§ **TASK GOAL**
Please make sure what you return matches the listing below exactly, minus its pictures.

§ **LISTED ENTRIES**

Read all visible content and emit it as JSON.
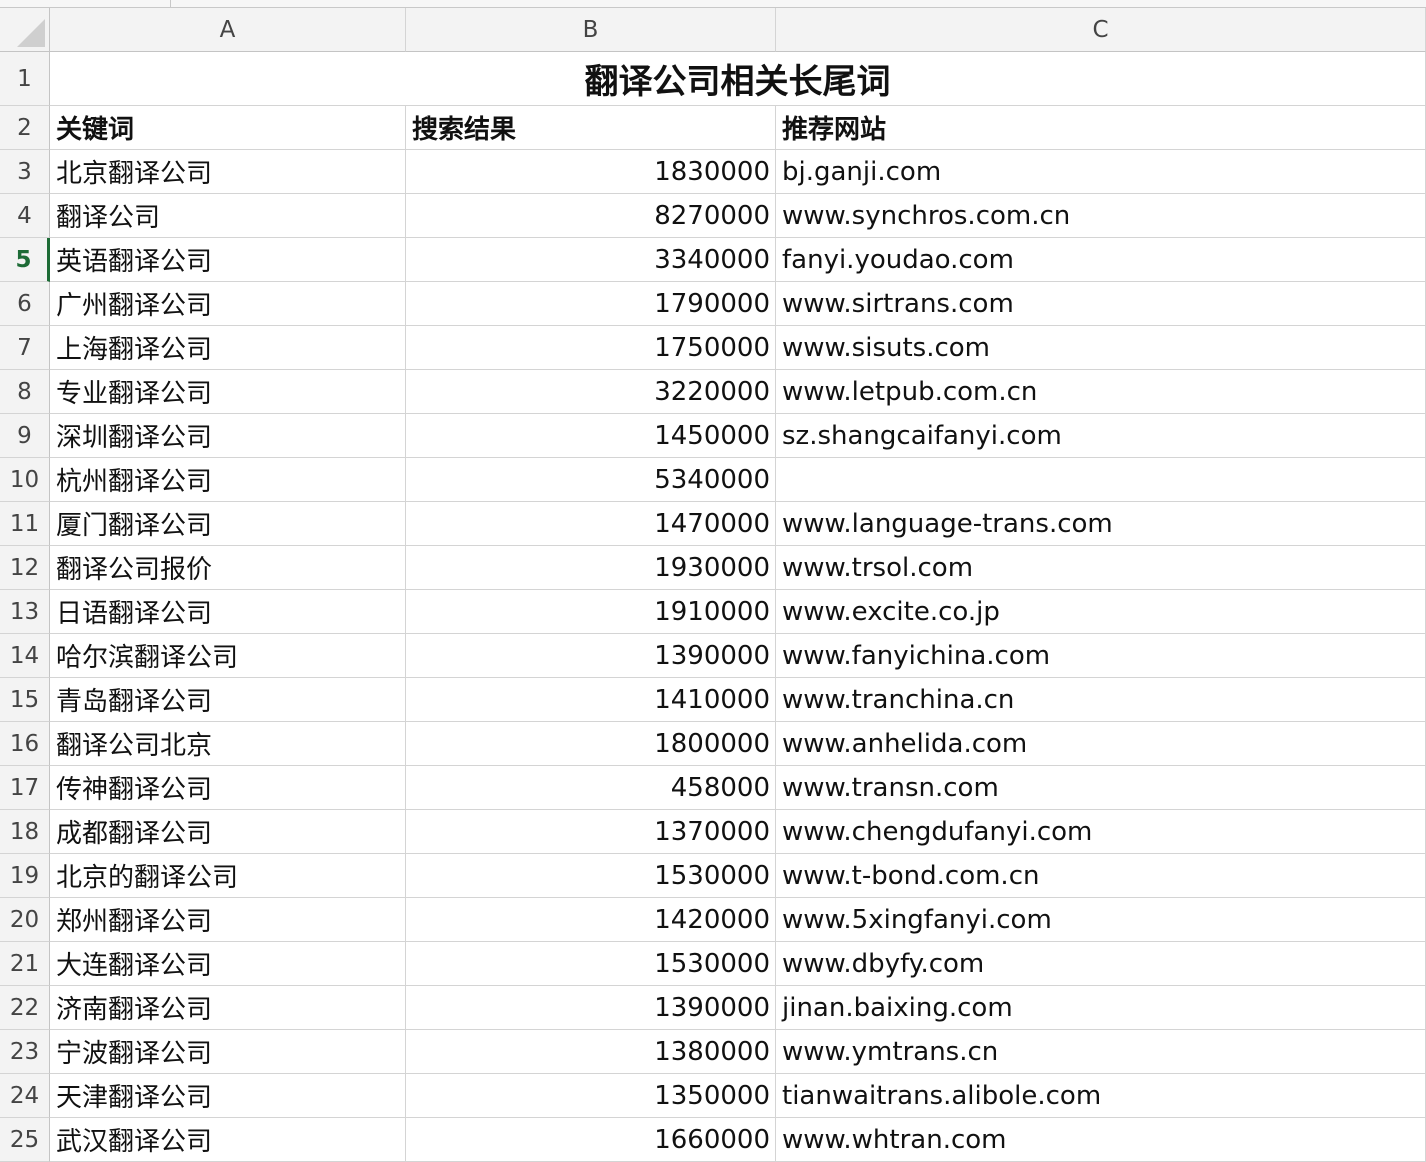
{
  "columns": [
    "A",
    "B",
    "C"
  ],
  "title": "翻译公司相关长尾词",
  "headers": {
    "keyword": "关键词",
    "results": "搜索结果",
    "site": "推荐网站"
  },
  "active_row": "5",
  "rows": [
    {
      "n": "3",
      "keyword": "北京翻译公司",
      "results": "1830000",
      "site": "bj.ganji.com"
    },
    {
      "n": "4",
      "keyword": "翻译公司",
      "results": "8270000",
      "site": "www.synchros.com.cn"
    },
    {
      "n": "5",
      "keyword": "英语翻译公司",
      "results": "3340000",
      "site": "fanyi.youdao.com"
    },
    {
      "n": "6",
      "keyword": "广州翻译公司",
      "results": "1790000",
      "site": "www.sirtrans.com"
    },
    {
      "n": "7",
      "keyword": "上海翻译公司",
      "results": "1750000",
      "site": "www.sisuts.com"
    },
    {
      "n": "8",
      "keyword": "专业翻译公司",
      "results": "3220000",
      "site": "www.letpub.com.cn"
    },
    {
      "n": "9",
      "keyword": "深圳翻译公司",
      "results": "1450000",
      "site": "sz.shangcaifanyi.com"
    },
    {
      "n": "10",
      "keyword": "杭州翻译公司",
      "results": "5340000",
      "site": ""
    },
    {
      "n": "11",
      "keyword": "厦门翻译公司",
      "results": "1470000",
      "site": "www.language-trans.com"
    },
    {
      "n": "12",
      "keyword": "翻译公司报价",
      "results": "1930000",
      "site": "www.trsol.com"
    },
    {
      "n": "13",
      "keyword": "日语翻译公司",
      "results": "1910000",
      "site": "www.excite.co.jp"
    },
    {
      "n": "14",
      "keyword": "哈尔滨翻译公司",
      "results": "1390000",
      "site": "www.fanyichina.com"
    },
    {
      "n": "15",
      "keyword": "青岛翻译公司",
      "results": "1410000",
      "site": "www.tranchina.cn"
    },
    {
      "n": "16",
      "keyword": "翻译公司北京",
      "results": "1800000",
      "site": "www.anhelida.com"
    },
    {
      "n": "17",
      "keyword": "传神翻译公司",
      "results": "458000",
      "site": "www.transn.com"
    },
    {
      "n": "18",
      "keyword": "成都翻译公司",
      "results": "1370000",
      "site": "www.chengdufanyi.com"
    },
    {
      "n": "19",
      "keyword": "北京的翻译公司",
      "results": "1530000",
      "site": "www.t-bond.com.cn"
    },
    {
      "n": "20",
      "keyword": "郑州翻译公司",
      "results": "1420000",
      "site": "www.5xingfanyi.com"
    },
    {
      "n": "21",
      "keyword": "大连翻译公司",
      "results": "1530000",
      "site": "www.dbyfy.com"
    },
    {
      "n": "22",
      "keyword": "济南翻译公司",
      "results": "1390000",
      "site": "jinan.baixing.com"
    },
    {
      "n": "23",
      "keyword": "宁波翻译公司",
      "results": "1380000",
      "site": "www.ymtrans.cn"
    },
    {
      "n": "24",
      "keyword": "天津翻译公司",
      "results": "1350000",
      "site": "tianwaitrans.alibole.com"
    },
    {
      "n": "25",
      "keyword": "武汉翻译公司",
      "results": "1660000",
      "site": "www.whtran.com"
    }
  ]
}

§ **EXERCISE OUTPUT**
Read all visible content and emit it as JSON.
{
  "columns": [
    "A",
    "B",
    "C"
  ],
  "title": "翻译公司相关长尾词",
  "headers": {
    "keyword": "关键词",
    "results": "搜索结果",
    "site": "推荐网站"
  },
  "active_row": "5",
  "rows": [
    {
      "n": "3",
      "keyword": "北京翻译公司",
      "results": "1830000",
      "site": "bj.ganji.com"
    },
    {
      "n": "4",
      "keyword": "翻译公司",
      "results": "8270000",
      "site": "www.synchros.com.cn"
    },
    {
      "n": "5",
      "keyword": "英语翻译公司",
      "results": "3340000",
      "site": "fanyi.youdao.com"
    },
    {
      "n": "6",
      "keyword": "广州翻译公司",
      "results": "1790000",
      "site": "www.sirtrans.com"
    },
    {
      "n": "7",
      "keyword": "上海翻译公司",
      "results": "1750000",
      "site": "www.sisuts.com"
    },
    {
      "n": "8",
      "keyword": "专业翻译公司",
      "results": "3220000",
      "site": "www.letpub.com.cn"
    },
    {
      "n": "9",
      "keyword": "深圳翻译公司",
      "results": "1450000",
      "site": "sz.shangcaifanyi.com"
    },
    {
      "n": "10",
      "keyword": "杭州翻译公司",
      "results": "5340000",
      "site": ""
    },
    {
      "n": "11",
      "keyword": "厦门翻译公司",
      "results": "1470000",
      "site": "www.language-trans.com"
    },
    {
      "n": "12",
      "keyword": "翻译公司报价",
      "results": "1930000",
      "site": "www.trsol.com"
    },
    {
      "n": "13",
      "keyword": "日语翻译公司",
      "results": "1910000",
      "site": "www.excite.co.jp"
    },
    {
      "n": "14",
      "keyword": "哈尔滨翻译公司",
      "results": "1390000",
      "site": "www.fanyichina.com"
    },
    {
      "n": "15",
      "keyword": "青岛翻译公司",
      "results": "1410000",
      "site": "www.tranchina.cn"
    },
    {
      "n": "16",
      "keyword": "翻译公司北京",
      "results": "1800000",
      "site": "www.anhelida.com"
    },
    {
      "n": "17",
      "keyword": "传神翻译公司",
      "results": "458000",
      "site": "www.transn.com"
    },
    {
      "n": "18",
      "keyword": "成都翻译公司",
      "results": "1370000",
      "site": "www.chengdufanyi.com"
    },
    {
      "n": "19",
      "keyword": "北京的翻译公司",
      "results": "1530000",
      "site": "www.t-bond.com.cn"
    },
    {
      "n": "20",
      "keyword": "郑州翻译公司",
      "results": "1420000",
      "site": "www.5xingfanyi.com"
    },
    {
      "n": "21",
      "keyword": "大连翻译公司",
      "results": "1530000",
      "site": "www.dbyfy.com"
    },
    {
      "n": "22",
      "keyword": "济南翻译公司",
      "results": "1390000",
      "site": "jinan.baixing.com"
    },
    {
      "n": "23",
      "keyword": "宁波翻译公司",
      "results": "1380000",
      "site": "www.ymtrans.cn"
    },
    {
      "n": "24",
      "keyword": "天津翻译公司",
      "results": "1350000",
      "site": "tianwaitrans.alibole.com"
    },
    {
      "n": "25",
      "keyword": "武汉翻译公司",
      "results": "1660000",
      "site": "www.whtran.com"
    }
  ]
}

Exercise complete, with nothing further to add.